And certainly, knowing how to remain open and teachable comes from experience, and Quicksell has seen both ups and downs in the industry. A few years after joining his first industry company, Quicksell’s position was terminated abruptly. “I was blindsided,” he says, though it was a situation that motivated him to form his own company, Promotivations Advertising, which he operated for 11 years. After encountering a business deal that went sour, he was considering leaving the industry altogether, when another professional he met at a regional association meeting offered him an opportunity that proliferated into many more, and kept him in the industry. As a small-business owner, he’s experienced everything from nearly going bankrupt five times to building multi-million-dollar equity positions and winning more than 30 PPAI Pyramid Awards for creative campaigns.

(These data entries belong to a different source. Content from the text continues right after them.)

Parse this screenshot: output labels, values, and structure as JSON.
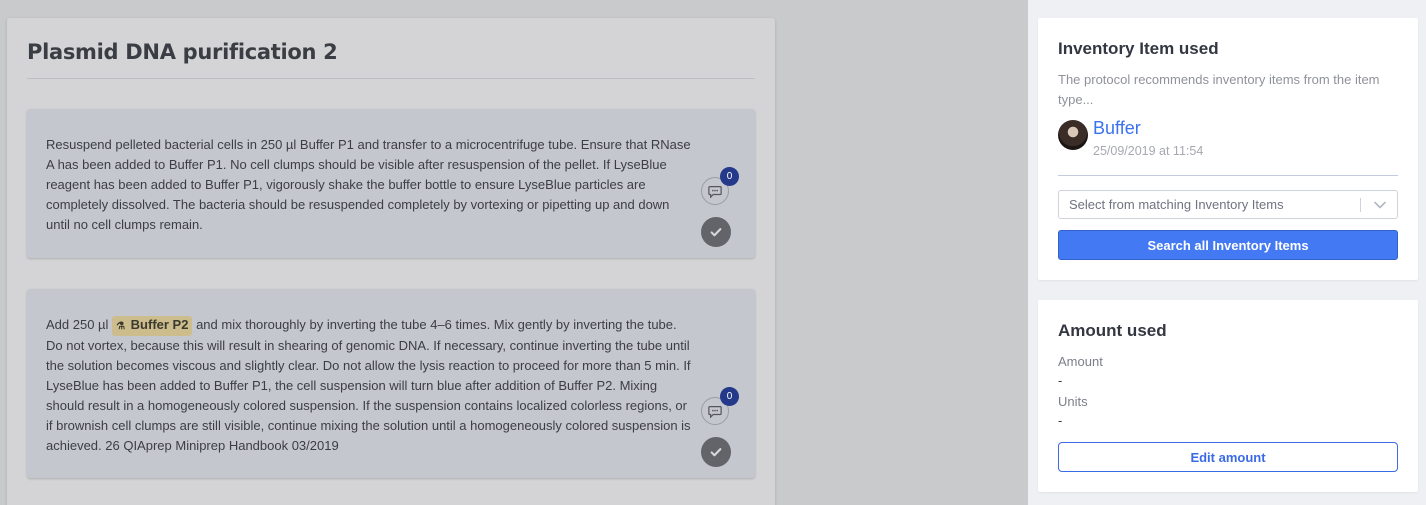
{
  "protocol": {
    "title": "Plasmid DNA purification 2",
    "steps": [
      {
        "text": "Resuspend pelleted bacterial cells in 250 µl Buffer P1 and transfer to a microcentrifuge tube. Ensure that RNase A has been added to Buffer P1. No cell clumps should be visible after resuspension of the pellet. If LyseBlue reagent has been added to Buffer P1, vigorously shake the buffer bottle to ensure LyseBlue particles are completely dissolved. The bacteria should be resuspended completely by vortexing or pipetting up and down until no cell clumps remain.",
        "comment_count": "0"
      },
      {
        "text_before": "Add 250 µl",
        "reagent": "Buffer P2",
        "text_after": "and mix thoroughly by inverting the tube 4–6 times. Mix gently by inverting the tube. Do not vortex, because this will result in shearing of genomic DNA. If necessary, continue inverting the tube until the solution becomes viscous and slightly clear. Do not allow the lysis reaction to proceed for more than 5 min. If LyseBlue has been added to Buffer P1, the cell suspension will turn blue after addition of Buffer P2. Mixing should result in a homogeneously colored suspension. If the suspension contains localized colorless regions, or if brownish cell clumps are still visible, continue mixing the solution until a homogeneously colored suspension is achieved. 26 QIAprep Miniprep Handbook 03/2019",
        "comment_count": "0"
      }
    ]
  },
  "inventory_panel": {
    "title": "Inventory Item used",
    "description": "The protocol recommends inventory items from the item type...",
    "item_name": "Buffer",
    "item_date": "25/09/2019 at 11:54",
    "select_placeholder": "Select from matching Inventory Items",
    "search_button": "Search all Inventory Items"
  },
  "amount_panel": {
    "title": "Amount used",
    "amount_label": "Amount",
    "amount_value": "-",
    "units_label": "Units",
    "units_value": "-",
    "edit_button": "Edit amount"
  },
  "colors": {
    "accent": "#4379f2",
    "badge": "#24398a",
    "reagent_highlight": "#cdbd8c"
  }
}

“I have had both the opportunity to work with Cliff in a professional manner as well as a personal relationship,” says Paul Zafarana, MAS, MASI, founder of Dearborn, Michigan, distributor Pica Marketing Group, and one of Quicksell’s nominators. “I can tell you that he is dedicated to the education of both distributors and clients. He really is concerned about the future of the industry. He has been a strong advocate for getting the necessary industry training and education that helped him excel in his own business. Cliff goes above and beyond in looking to make you feel comfortable, and at the same time feel energetic about learning more about promotional products. On a personal note, I can tell you he exemplifies his concern for our well-being. Cliff is the first one to tell you like it is and share with you the knowledge he has gained, and make you feel like a million bucks.”

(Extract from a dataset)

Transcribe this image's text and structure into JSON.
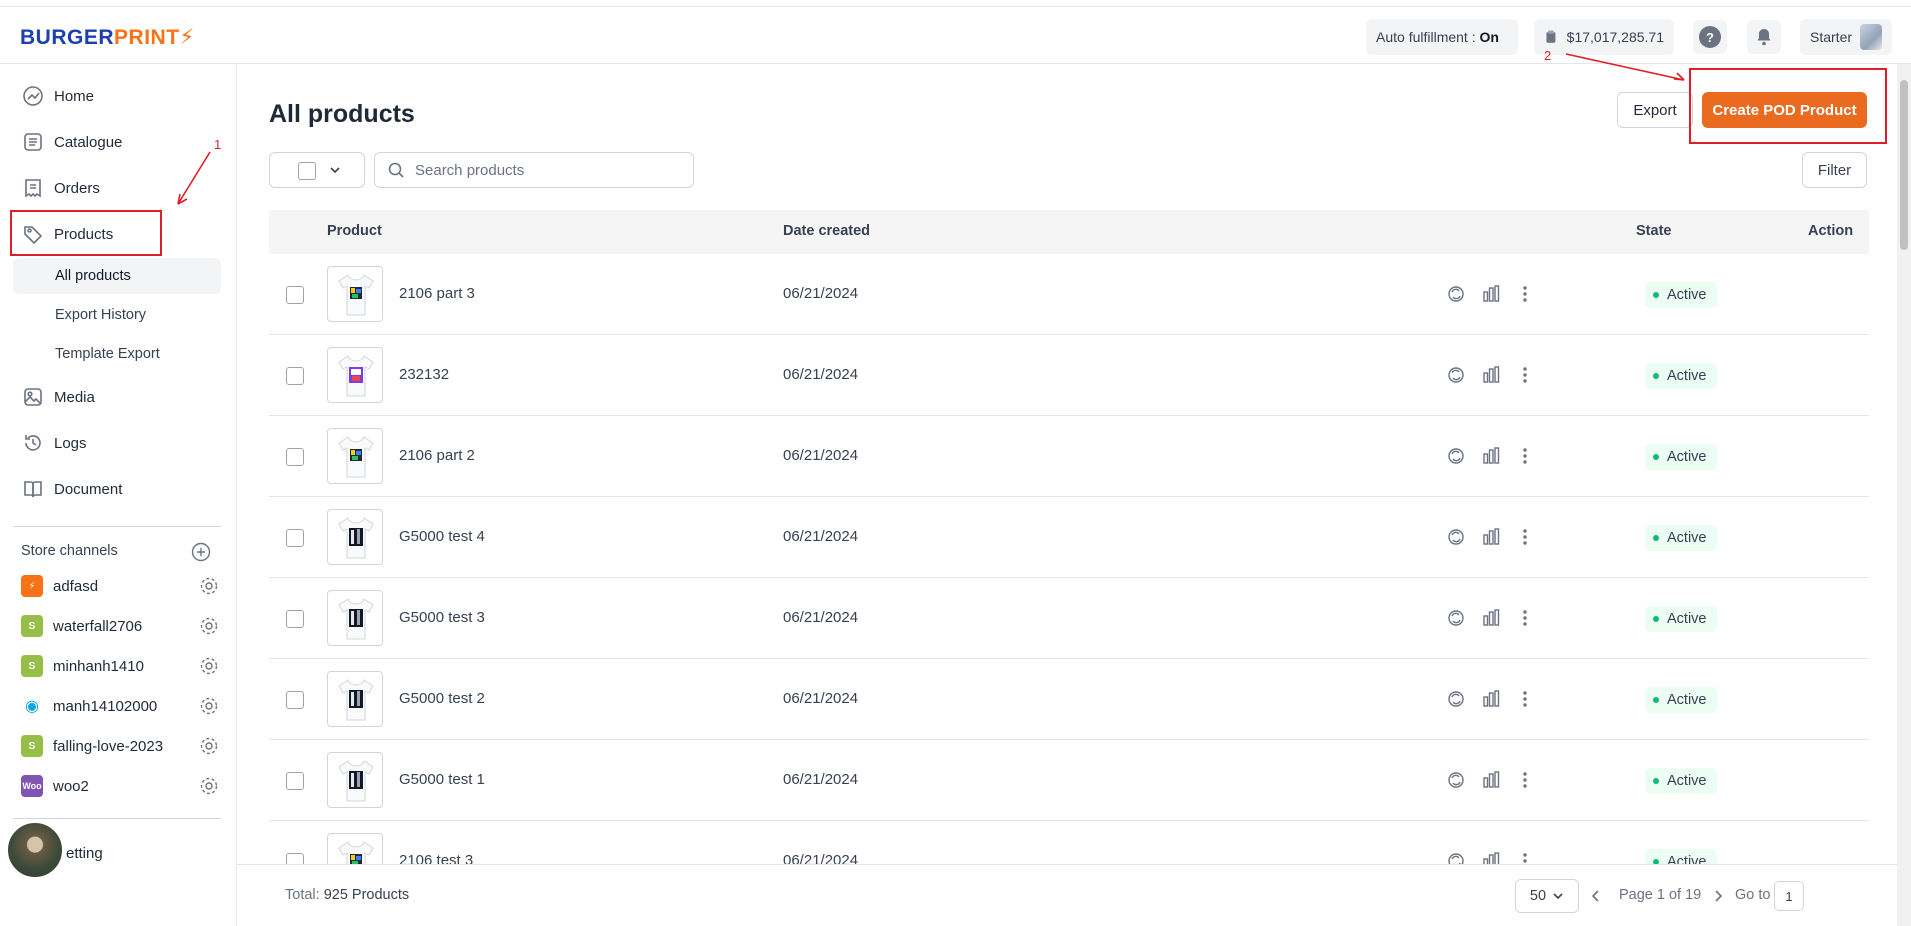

With so many responsibilities to manage at once, Quicksell shares that the way he’s learned to achieve balance is by learning how to put his well-being first. “My habits are really simple. I take care of me first,” he says. “The reason I say that is because I know, if you look at it like a pyramid, I’m at the top of the pyramid. If I’m whole physically, mentally and spiritually—and I have to do the things that make me whole first—[everyone] benefits. If I’m off, if I’m sick, if I’m not right, then I’m not a contribution to [the people around me] at all.”
He adds, “I’m always looking at how to improve. There’s a Japanese term known as ‘kaizen,’ and it’s the constant state of re-purposing and making change for better improvement. What I encourage people to do is not to wait until there’s a problem to adapt and change. Look at your surroundings and make those adaptations now.”